University CS graduates have set a new record, finally surpassing the number of degrees earned 14 years ago.
With a 15% increase in computer science graduates (49,291 bachelor’s degrees), 2015 had the largest number of CS graduates EVER! The previous high point was over a decade ago, in 2003.
Diversity shows improvement (but far from enough)
The number of women earning bachelor’s degrees in CS increased from 7,327 to 8,629, and their representation increased from 17.05% to 17.51%. And when looking at all levels of CS degree (bachelors, masters, doctoral), the representation of women increased from 20.78% to 22.09%.
The number of CS bachelor’s degrees earned by underrepresented minorities also increased, from 7,546 to 8,718; with a slight increase in representation from 17.56% to 17.69%.
We have a long way to go
This doesn’t mean our work is over. CS is still less than 3% of all bachelor’s degrees, and only 8% of all STEM degrees. Meanwhile, 71% of all STEM occupations are in computing, accounting for 16% of all new wages in the U.S.
Meanwhile, the number of women graduating with CS degrees is still only 2/3 of what it was in 2003. While it’s great to see improvement, women and underrepresented minorities are still grossly underrepresented in this foundational field.
The leading indicator: K-12 computer science is skyrocketing
K-12 computer science is the leading indicator of what happens in university: The College Board found that students that try AP computer science in high school are 6 times more likely to study CS in university; women are 10 times more likely; and underrepresented minorities are 7–8 times more likely (more info).
And in K-12 computer science, enrollment among youth has skyrocketed to the millions, while the high school AP course has sustained record growth and is poised to almost double with this year’s launch of the new AP CS Principles. As a result, interest in CS among students entering university is also seeing unprecedented growth.
The teacher-led movement for K-12 computer science continues, expanding teaching capacity and encouraging all students, particularly female and underrepresented minority students, to give computer science a try! Together we can change the face of computing.
Source data on university graduates in CS:
The chart for this blog was created by analyzing the 2015 NCES data.
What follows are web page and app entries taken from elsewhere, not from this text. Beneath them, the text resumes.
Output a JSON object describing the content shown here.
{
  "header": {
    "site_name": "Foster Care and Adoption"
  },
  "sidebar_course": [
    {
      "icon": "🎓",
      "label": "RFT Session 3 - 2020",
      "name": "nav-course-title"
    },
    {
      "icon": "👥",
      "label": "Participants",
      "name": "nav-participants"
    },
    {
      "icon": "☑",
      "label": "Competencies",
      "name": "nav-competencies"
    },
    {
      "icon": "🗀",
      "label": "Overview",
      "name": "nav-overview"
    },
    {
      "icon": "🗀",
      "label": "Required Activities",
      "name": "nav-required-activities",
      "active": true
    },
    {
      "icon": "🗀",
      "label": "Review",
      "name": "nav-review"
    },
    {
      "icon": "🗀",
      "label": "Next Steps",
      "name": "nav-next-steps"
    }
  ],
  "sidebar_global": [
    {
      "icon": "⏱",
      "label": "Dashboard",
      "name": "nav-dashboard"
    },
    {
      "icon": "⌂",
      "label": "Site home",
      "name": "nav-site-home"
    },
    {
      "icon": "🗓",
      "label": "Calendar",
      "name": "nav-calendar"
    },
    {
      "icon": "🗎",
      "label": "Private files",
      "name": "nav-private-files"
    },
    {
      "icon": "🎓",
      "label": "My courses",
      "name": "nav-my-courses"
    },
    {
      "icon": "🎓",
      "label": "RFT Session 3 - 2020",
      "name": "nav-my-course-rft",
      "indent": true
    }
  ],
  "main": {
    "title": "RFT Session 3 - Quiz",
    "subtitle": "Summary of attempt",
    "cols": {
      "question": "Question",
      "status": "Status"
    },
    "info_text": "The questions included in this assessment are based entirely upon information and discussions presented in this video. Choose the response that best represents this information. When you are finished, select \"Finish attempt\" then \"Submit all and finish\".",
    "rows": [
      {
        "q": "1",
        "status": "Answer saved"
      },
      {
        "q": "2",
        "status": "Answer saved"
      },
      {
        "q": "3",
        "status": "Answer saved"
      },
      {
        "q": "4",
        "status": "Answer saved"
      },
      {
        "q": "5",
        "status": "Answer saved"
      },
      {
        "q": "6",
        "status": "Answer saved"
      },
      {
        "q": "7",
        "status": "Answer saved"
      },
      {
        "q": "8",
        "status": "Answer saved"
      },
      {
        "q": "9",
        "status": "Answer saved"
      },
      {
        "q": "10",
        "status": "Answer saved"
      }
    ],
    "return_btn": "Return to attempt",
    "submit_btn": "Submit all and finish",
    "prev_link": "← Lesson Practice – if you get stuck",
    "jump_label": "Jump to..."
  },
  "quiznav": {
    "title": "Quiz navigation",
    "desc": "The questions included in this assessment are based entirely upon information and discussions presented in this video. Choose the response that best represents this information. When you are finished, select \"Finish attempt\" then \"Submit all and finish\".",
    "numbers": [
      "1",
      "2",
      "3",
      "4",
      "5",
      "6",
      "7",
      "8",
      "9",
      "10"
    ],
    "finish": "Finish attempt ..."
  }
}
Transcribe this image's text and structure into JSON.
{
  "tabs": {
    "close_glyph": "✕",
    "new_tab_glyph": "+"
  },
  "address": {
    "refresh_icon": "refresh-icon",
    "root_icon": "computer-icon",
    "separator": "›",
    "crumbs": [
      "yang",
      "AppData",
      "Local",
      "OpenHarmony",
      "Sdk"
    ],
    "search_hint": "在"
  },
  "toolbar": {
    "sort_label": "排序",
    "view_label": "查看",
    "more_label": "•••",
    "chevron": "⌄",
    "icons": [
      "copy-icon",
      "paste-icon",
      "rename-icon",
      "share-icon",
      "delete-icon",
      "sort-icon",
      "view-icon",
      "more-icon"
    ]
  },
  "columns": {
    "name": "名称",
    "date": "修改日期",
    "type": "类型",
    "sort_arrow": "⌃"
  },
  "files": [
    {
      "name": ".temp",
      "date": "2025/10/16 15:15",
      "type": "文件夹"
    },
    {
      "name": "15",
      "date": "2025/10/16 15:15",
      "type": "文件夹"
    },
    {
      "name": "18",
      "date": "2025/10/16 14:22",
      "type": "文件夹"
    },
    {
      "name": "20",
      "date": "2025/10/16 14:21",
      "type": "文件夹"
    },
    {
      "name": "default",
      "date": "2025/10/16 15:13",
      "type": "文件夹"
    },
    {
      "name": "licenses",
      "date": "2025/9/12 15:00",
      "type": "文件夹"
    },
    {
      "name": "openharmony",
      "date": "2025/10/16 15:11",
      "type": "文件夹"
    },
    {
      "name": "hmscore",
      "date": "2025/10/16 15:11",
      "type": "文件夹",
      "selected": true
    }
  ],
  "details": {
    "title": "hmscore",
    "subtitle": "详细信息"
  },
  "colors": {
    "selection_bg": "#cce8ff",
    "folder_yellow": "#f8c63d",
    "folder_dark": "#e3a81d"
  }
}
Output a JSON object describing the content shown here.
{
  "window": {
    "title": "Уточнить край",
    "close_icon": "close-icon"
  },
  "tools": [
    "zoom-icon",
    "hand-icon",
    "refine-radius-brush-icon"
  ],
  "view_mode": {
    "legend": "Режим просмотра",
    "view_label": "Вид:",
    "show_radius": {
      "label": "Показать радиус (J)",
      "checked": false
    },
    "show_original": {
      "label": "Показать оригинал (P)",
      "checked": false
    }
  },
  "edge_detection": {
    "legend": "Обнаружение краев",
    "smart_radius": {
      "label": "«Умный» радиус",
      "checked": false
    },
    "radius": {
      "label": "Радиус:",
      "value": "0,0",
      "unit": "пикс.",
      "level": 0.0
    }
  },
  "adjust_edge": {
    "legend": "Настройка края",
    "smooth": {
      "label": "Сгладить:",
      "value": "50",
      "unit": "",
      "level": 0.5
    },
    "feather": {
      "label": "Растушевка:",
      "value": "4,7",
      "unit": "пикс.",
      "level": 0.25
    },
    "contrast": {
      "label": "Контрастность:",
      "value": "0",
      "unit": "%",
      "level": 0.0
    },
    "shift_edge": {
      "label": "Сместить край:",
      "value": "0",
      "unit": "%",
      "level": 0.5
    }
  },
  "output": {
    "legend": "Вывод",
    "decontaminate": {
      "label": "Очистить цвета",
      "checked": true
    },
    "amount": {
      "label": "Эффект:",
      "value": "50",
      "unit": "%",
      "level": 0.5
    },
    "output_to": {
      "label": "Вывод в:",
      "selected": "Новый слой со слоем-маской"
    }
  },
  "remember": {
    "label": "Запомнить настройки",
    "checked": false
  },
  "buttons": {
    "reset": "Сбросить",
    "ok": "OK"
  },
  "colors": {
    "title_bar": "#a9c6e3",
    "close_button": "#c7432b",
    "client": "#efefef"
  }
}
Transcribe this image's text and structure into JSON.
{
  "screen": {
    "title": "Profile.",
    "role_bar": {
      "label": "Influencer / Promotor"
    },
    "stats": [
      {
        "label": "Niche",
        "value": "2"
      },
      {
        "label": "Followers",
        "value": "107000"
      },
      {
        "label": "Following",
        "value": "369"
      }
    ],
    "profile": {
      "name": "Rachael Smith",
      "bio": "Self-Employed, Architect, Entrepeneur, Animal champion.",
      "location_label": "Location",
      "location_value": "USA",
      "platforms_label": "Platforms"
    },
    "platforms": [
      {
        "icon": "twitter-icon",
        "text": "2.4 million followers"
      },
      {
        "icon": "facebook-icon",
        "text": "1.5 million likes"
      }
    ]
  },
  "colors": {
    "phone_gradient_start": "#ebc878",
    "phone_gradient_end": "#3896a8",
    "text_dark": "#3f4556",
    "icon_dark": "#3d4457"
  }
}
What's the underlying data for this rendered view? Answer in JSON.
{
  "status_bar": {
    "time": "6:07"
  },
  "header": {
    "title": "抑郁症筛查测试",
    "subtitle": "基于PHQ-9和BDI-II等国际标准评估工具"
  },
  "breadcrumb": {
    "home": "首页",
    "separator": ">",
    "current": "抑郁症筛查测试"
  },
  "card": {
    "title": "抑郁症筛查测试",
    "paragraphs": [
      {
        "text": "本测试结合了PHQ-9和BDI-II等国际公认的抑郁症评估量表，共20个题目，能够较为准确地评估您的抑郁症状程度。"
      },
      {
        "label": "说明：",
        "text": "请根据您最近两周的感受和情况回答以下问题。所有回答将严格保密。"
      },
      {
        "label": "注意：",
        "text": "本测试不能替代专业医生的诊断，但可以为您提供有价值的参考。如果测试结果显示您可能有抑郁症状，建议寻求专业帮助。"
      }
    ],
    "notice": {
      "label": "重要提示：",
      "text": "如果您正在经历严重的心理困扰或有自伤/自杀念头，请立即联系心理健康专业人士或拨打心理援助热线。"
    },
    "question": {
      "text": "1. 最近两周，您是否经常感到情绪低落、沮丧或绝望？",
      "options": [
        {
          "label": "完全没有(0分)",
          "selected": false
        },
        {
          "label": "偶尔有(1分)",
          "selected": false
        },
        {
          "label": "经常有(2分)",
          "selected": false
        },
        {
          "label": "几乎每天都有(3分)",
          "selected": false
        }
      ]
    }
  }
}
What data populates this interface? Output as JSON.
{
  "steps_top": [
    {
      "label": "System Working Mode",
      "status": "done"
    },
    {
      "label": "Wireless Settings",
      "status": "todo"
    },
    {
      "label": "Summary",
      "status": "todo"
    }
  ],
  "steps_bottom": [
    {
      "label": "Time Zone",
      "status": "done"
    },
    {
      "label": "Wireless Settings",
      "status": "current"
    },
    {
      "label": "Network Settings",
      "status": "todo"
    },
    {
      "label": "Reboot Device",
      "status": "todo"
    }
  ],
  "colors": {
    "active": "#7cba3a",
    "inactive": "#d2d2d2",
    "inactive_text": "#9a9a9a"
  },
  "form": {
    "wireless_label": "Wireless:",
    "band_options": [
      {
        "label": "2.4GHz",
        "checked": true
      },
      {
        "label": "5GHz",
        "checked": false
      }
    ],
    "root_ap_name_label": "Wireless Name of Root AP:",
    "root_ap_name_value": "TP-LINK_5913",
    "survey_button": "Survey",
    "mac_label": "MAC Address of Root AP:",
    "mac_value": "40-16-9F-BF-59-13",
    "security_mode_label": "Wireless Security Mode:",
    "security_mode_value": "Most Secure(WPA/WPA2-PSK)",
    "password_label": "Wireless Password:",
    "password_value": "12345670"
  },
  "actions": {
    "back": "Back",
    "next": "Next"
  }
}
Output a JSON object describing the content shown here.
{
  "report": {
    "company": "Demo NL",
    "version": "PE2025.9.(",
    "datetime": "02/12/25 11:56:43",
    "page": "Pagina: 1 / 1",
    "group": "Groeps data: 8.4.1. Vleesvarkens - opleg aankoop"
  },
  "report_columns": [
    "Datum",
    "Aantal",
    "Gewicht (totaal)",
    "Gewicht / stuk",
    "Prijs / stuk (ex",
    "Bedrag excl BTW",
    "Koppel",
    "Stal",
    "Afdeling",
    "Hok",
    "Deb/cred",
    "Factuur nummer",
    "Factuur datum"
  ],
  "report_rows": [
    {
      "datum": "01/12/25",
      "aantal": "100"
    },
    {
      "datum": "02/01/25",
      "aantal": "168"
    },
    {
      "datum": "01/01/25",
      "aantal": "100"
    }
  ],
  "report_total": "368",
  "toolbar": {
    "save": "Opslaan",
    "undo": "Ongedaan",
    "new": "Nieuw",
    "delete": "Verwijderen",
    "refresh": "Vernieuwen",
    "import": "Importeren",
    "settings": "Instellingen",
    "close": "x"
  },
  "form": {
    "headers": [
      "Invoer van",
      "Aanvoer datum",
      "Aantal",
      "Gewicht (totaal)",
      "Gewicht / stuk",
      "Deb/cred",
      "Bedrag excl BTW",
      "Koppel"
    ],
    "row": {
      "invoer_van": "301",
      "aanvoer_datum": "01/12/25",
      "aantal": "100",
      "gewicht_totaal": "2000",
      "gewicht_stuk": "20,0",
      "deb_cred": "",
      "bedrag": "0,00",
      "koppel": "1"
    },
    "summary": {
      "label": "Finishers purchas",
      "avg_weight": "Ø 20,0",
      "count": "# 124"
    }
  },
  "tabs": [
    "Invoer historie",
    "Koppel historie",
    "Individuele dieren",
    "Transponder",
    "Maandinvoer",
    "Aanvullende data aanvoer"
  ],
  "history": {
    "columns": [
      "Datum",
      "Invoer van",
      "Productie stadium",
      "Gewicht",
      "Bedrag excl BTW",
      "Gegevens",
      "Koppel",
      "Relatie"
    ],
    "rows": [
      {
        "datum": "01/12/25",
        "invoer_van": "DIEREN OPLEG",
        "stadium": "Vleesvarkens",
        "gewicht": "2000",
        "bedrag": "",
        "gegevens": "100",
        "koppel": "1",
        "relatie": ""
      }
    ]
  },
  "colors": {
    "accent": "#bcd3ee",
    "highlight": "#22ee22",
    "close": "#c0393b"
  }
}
We wait until this data is available on the NSF’s WebCASPAR tool in order to filter for only public and non-profit universities; see the filters we used and our analysis of the data here.